The brand has a policy approved by CanopyStyle to prevent deforestation of ancient and endangered forests in its supply chain.
As a part of the H&M group, it has a goal of achieving a climate positive value chain by 2040 – reducing more greenhouse gas emissions than the amount they emit. However it’s uncertain whether they’re on track to meet this target.
However as part of the H&M group, Weekday works on a fast fashion business model, meaning it offers many new items every week which encourages waste that ends up in landfill.
It also encourages the rotation of fashion trends and new garments, which in turn makes shoppers want more and more. Read which other brands are fast fashion here.
Is Weekday ethical?
Weekday received a score of 71-80% on the Fashion Transparency Index.
It claims it ensure the fair and equal treatment of all its workers and suppliers by participating in the Fair Living Wages Program as part of the H&M group.
It also claims to support trade unions, offer training on labour law and by having a strict global non-discrimination policy, while according to its website it doesn’t accept child labour.
However according to Good On You, almost none of its supply chain is certified by labour standards that ensure worker health and safety, living wages or other labour rights.
Weekday publishes detailed information about supplier policies, audits, remediation processes, suppliers in the final stage of production, some information about the second and first stages of production and detailed information about the findings of supplier audits.
It also publishes detailed information about forced labour, gender equality and freedom of association, and has a project to improve wages in its supply chain, while it has disclosed some policies regarding the protection of suppliers and workers from the impacts of COVID-19.

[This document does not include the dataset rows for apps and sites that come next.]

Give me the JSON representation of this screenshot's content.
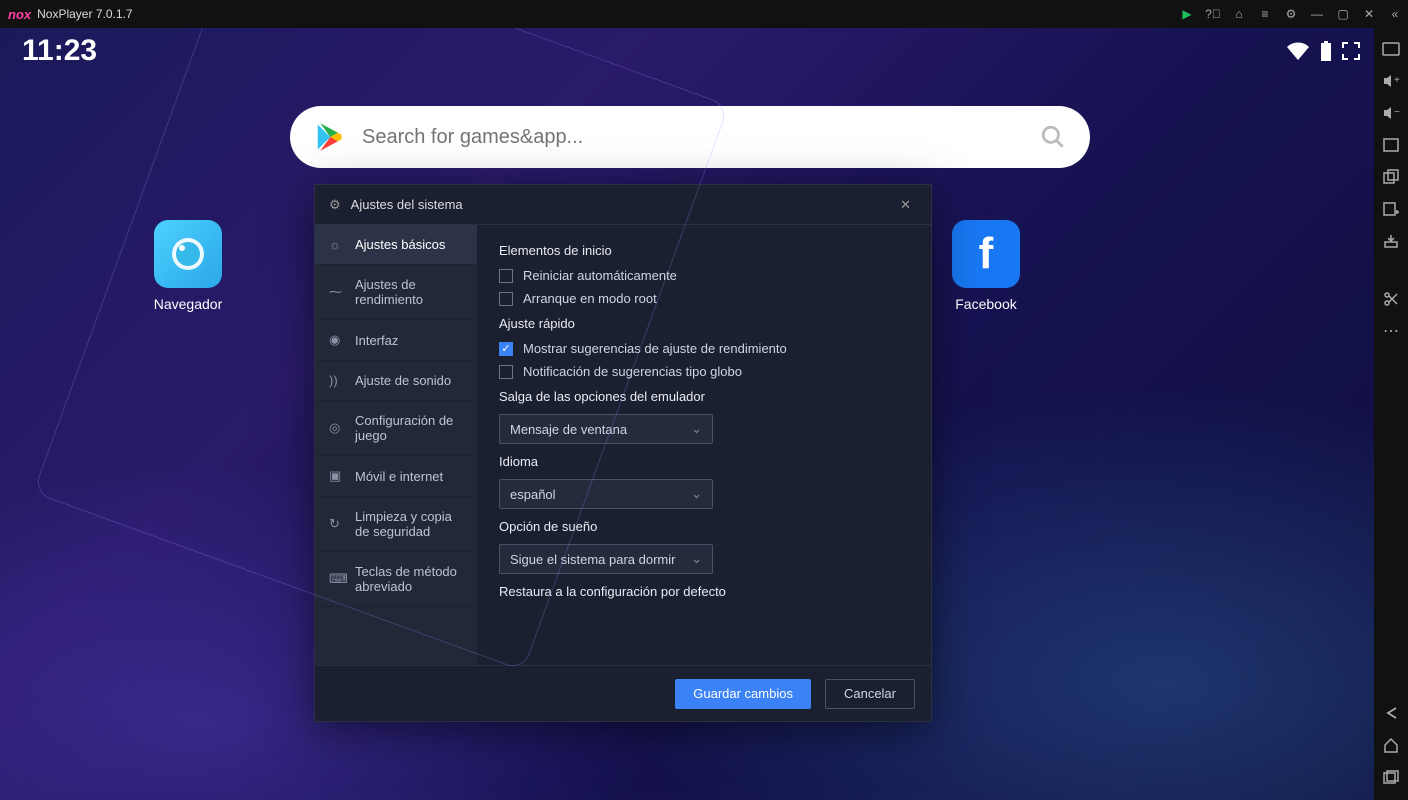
{
  "titlebar": {
    "app_name": "NoxPlayer 7.0.1.7"
  },
  "status": {
    "clock": "11:23"
  },
  "search": {
    "placeholder": "Search for games&app..."
  },
  "apps": {
    "navegador": "Navegador",
    "facebook": "Facebook"
  },
  "dialog": {
    "title": "Ajustes del sistema",
    "nav": {
      "basic": "Ajustes básicos",
      "perf": "Ajustes de rendimiento",
      "interface": "Interfaz",
      "sound": "Ajuste de sonido",
      "game": "Configuración de juego",
      "mobile": "Móvil e internet",
      "cleanup": "Limpieza y copia de seguridad",
      "shortcut": "Teclas de método abreviado"
    },
    "sections": {
      "startup": "Elementos de inicio",
      "quick": "Ajuste rápido",
      "exit": "Salga de las opciones del emulador",
      "lang": "Idioma",
      "sleep": "Opción de sueño",
      "restore": "Restaura a la configuración por defecto"
    },
    "checks": {
      "restart": "Reiniciar automáticamente",
      "root": "Arranque en modo root",
      "suggest": "Mostrar sugerencias de ajuste de rendimiento",
      "balloon": "Notificación de sugerencias tipo globo"
    },
    "selects": {
      "exit_value": "Mensaje de ventana",
      "lang_value": "español",
      "sleep_value": "Sigue el sistema para dormir"
    },
    "buttons": {
      "save": "Guardar cambios",
      "cancel": "Cancelar"
    }
  }
}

Weekday Animal Welfare Policy
Weekday has a formal animal welfare policy, which is aligned with the international standard of care for animals, Five Freedoms, and it traces some animal products to the first stage of production.
It doesn’t use fur, mulesed wool, cashmere, mohair or feathers, unless they’re cruelty-free and fulfil the Responsible Down Standard. It doesn’t use leather from risk countries and only uses leather from stocks reared for meat production, but it still uses exotic animal hair.
All Weekday events are vegetarian too, according to its website.
Wear Next Opinion
Wear Next believes it’s important to highlight the negative and unjust practises taking place in the fashion industry. We believe ethics and sustainability are an important talking point to bring about change and we encourage you to contact fashion brands to demand this.
However we understand that sustainable fashion isn’t accessible for every body due to various factors, such as budget and the ability to find confidence-boosting clothes that fit. We will continue to offer you fashion inspiration and guidance to suit every body and budget, while also highlighting the unjust systems at play in the fashion industry.
We encourage our readers to shop mindfully and purposefully, ditching impulse purchases as a way to start shopping sustainably. If you want to learn more about fast fashion, we recommend books from this reading list.